"The usage of photos not directly related to coronavirus during coverage of the disease is not only poor reporting and decision-making in newsrooms — it also further stokes unnecessary and unfounded fears about COVID-19, and negatively affects the safety and well-being of members of the Asian American community," she said.
Underwood also said the association encourages newsrooms to be more thoughtful about their choices in coronavirus coverage and to refer to its advisory for best practices.
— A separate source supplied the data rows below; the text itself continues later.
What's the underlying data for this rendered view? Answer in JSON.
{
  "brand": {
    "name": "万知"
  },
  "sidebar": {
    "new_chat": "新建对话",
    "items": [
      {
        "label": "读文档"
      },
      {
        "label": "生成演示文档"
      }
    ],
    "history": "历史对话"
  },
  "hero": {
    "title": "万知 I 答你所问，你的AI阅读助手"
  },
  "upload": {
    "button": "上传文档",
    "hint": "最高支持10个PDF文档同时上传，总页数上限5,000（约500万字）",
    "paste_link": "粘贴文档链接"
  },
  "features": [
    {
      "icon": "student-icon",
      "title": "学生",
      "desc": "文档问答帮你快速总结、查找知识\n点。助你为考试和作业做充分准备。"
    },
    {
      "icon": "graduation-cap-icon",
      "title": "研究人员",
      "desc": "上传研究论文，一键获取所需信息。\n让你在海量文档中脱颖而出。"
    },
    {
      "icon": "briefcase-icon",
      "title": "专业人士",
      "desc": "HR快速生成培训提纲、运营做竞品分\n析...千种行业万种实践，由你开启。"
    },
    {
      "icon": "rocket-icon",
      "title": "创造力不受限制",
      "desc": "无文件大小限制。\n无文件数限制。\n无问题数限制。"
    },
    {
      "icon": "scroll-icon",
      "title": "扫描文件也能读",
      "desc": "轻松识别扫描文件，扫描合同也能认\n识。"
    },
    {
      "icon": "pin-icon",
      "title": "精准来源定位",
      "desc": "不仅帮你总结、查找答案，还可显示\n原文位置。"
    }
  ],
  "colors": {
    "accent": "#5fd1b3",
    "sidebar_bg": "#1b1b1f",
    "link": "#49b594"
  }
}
"Newsrooms must be careful to avoid contributing to the misguided beliefs that fuel xenophobia," she said.